Mission start 1990
Impacted population 300,000

Access to drinking water 


Uganda has a population of 46 million people, more than a third of whom live below the poverty line. It ranks 166 out of 191 on the United Nations Development Program’s Human Development Index.  Children are the first victims of the abject poverty, as their families are unable to ensure their health and well-being, especially in remote areas of the country.

The impurity of the water that households use leads to acute diarrheal diseases, which are often fatal. Every year, 1.5 million children die from diarrhea worldwide.

FXB in action

Whether through economic and community development FXBVillage or access to drinking water projects, every year since more than 30 years, FXB has provided essential assistance to thousands of families in Uganda.



Our ongoing programs

Engaged in a long-term partnership with the Children’s Safe Drinking Water Fund program of the P&G Fund of the Greater Cincinnati Foundation, FXB works to provide hundreds of thousands of liters of safe drinking water to health centers, schools and vulnerable families in the Wakiso district.

FXB also conducts awareness-raising activities with the overall goal of changing the water, sanitation, and hygiene behaviors and practices of communities, teachers, and school principals as well as local authorities. It also aims to adapt sanitary standards in schools.

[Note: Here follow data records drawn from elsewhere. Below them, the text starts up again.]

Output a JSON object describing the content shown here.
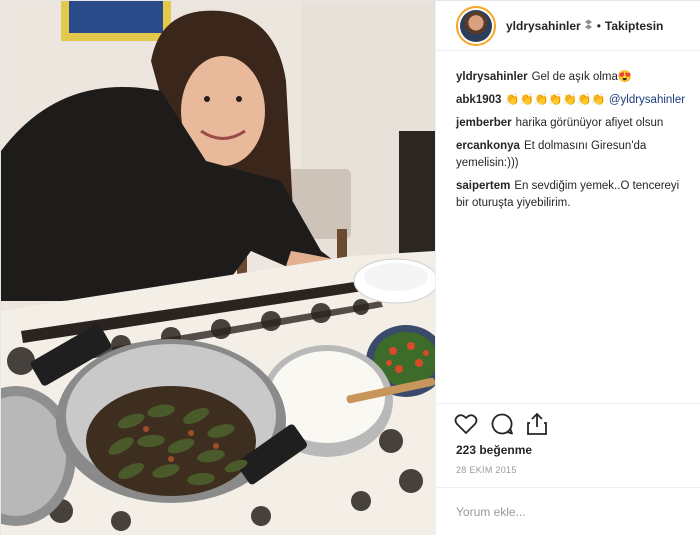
{
  "post": {
    "username": "yldrysahinler",
    "verified_glyph": "⭘",
    "follow_status": "Takiptesin",
    "likes": "223 beğenme",
    "date": "28 EKİM 2015",
    "comment_placeholder": "Yorum ekle..."
  },
  "comments": [
    {
      "user": "yldrysahinler",
      "text": "Gel de aşık olma😍",
      "mention": ""
    },
    {
      "user": "abk1903",
      "text": "👏👏👏👏👏👏👏 ",
      "mention": "@yldrysahinler"
    },
    {
      "user": "jemberber",
      "text": "harika görünüyor afiyet olsun",
      "mention": ""
    },
    {
      "user": "ercankonya",
      "text": "Et dolmasını Giresun'da yemelisin:)))",
      "mention": ""
    },
    {
      "user": "saipertem",
      "text": "En sevdiğim yemek..O tencereyi bir oturuşta yiyebilirim.",
      "mention": ""
    }
  ],
  "icons": {
    "like": "heart-icon",
    "comment": "comment-icon",
    "share": "share-icon"
  },
  "colors": {
    "accent_ring": "#f5a623",
    "mention": "#1a3d7c"
  }
}
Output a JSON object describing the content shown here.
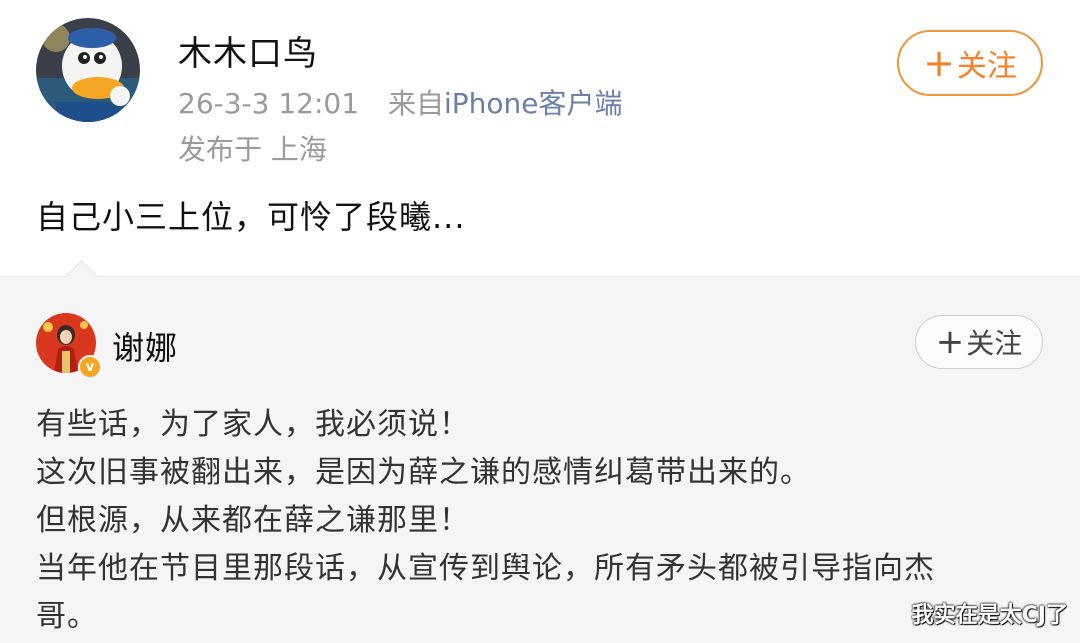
{
  "post": {
    "username": "木木口鸟",
    "time": "26-3-3 12:01",
    "source_prefix": "来自",
    "source_device": "iPhone客户端",
    "location": "发布于 上海",
    "follow_label": "关注",
    "text": "自己小三上位，可怜了段曦..."
  },
  "repost": {
    "username": "谢娜",
    "follow_label": "关注",
    "lines": [
      "有些话，为了家人，我必须说！",
      "这次旧事被翻出来，是因为薛之谦的感情纠葛带出来的。",
      "但根源，从来都在薛之谦那里！",
      "当年他在节目里那段话，从宣传到舆论，所有矛头都被引导指向杰",
      "哥。"
    ]
  },
  "watermark": "我实在是太CJ了",
  "colors": {
    "follow_accent": "#f2822a",
    "link_blue": "#6b7fa8",
    "repost_bg": "#f5f5f5",
    "verified": "#f5a623"
  },
  "icons": {
    "follow_plus": "plus-icon",
    "verified": "verified-badge-icon"
  }
}
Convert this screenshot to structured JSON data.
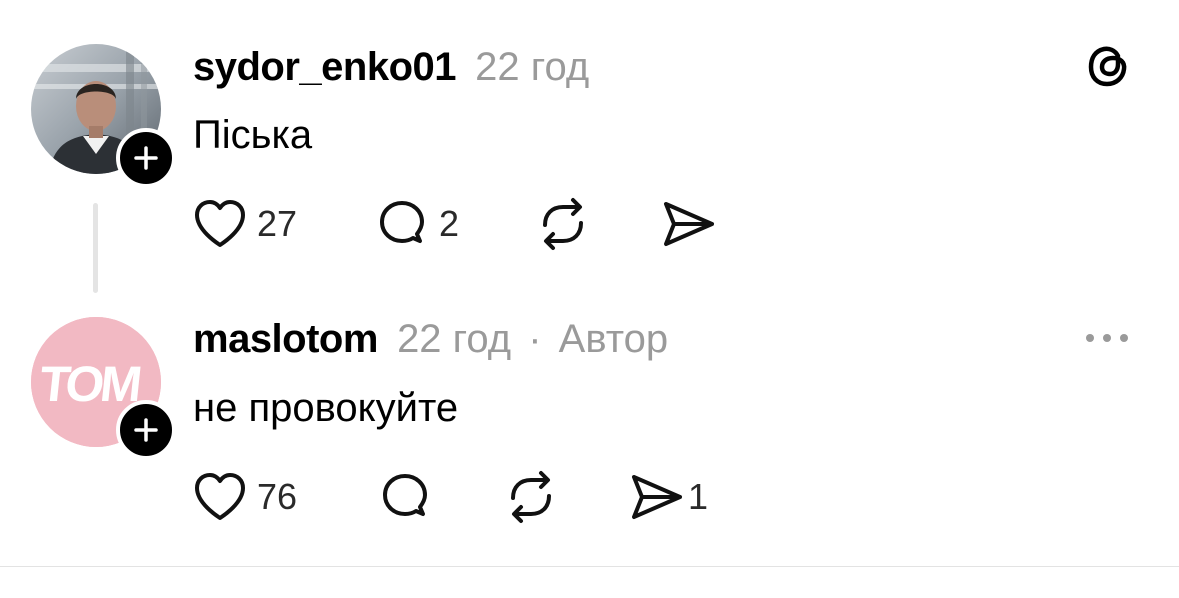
{
  "posts": [
    {
      "username": "sydor_enko01",
      "time": "22 год",
      "text": "Піська",
      "likes": "27",
      "replies": "2",
      "reposts": "",
      "shares": "",
      "top_right_icon": "threads-logo-icon"
    },
    {
      "username": "maslotom",
      "time": "22 год",
      "separator": "·",
      "author_badge": "Автор",
      "text": "не провокуйте",
      "likes": "76",
      "replies": "",
      "reposts": "",
      "shares": "1",
      "top_right_icon": "more-options-icon",
      "avatar_text": "TOM"
    }
  ],
  "colors": {
    "meta_gray": "#9a9a9a",
    "avatar_pink": "#f2b9c3",
    "thread_line": "#e4e4e4"
  }
}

Since 2022, this water access project has been reinforced by a new component focusing on the rehabilitation and construction of drinking water sources for communities.

Find out more :



"We will not be able to defeat any of the infectious diseases that plague developing countries until we win the battle for clean water, sanitation and basic health care". Kofi Annan

Kofi Annan

Mission impact

37 economic and community development FXBVillage projects have lifted 25,000 adults and children out of extreme poverty and 265,000 community members have been impacted by our water access projects.

In the early 1990s, FXB’ founder, Albina du Boisrouvray, sought to expand its activities in Africa, specifically in Uganda, which had cohorts of orphans from AIDS, war, and other causes, by launching a first holistic aid project in 1991 in favor of the biological or extended families that were taking in these orphans.

Thus, FXB pioneered the development and implementation of a Graduation Approach to increase the income and resilience of the poorest: the FXBVillage model.

  • In 2014, an external evaluation conducted by the Oxford Poverty & Human Development Initiative in Uganda found that former beneficiaries of FXBVillage programs are multidimensionally less poor than their peers, even three years after the programme ended. The dimensions in which FXB former beneficiaries are better off are housing and land ownership, savings, access to child vaccination, food diversity and improved water sources.
  • In 2015, using baseline and end-of-project data from the FXBVillage programs monitoring and evaluation system, researchers at the University of Pennsylvania and Harvard University compared the status of beneficiary households before and after programmes implementation. The study includes data from 20 Economic and Community Development FXBVillage programmes operating between 2009 and 2012 in Rwanda and Uganda, representing more than 1,500 families. The evaluation results conclude that FXBVillage programmes have led to significant improvements in economic security, health and nutritional status, water and sanitation, psychosocial well-being and school participation.

Read this study.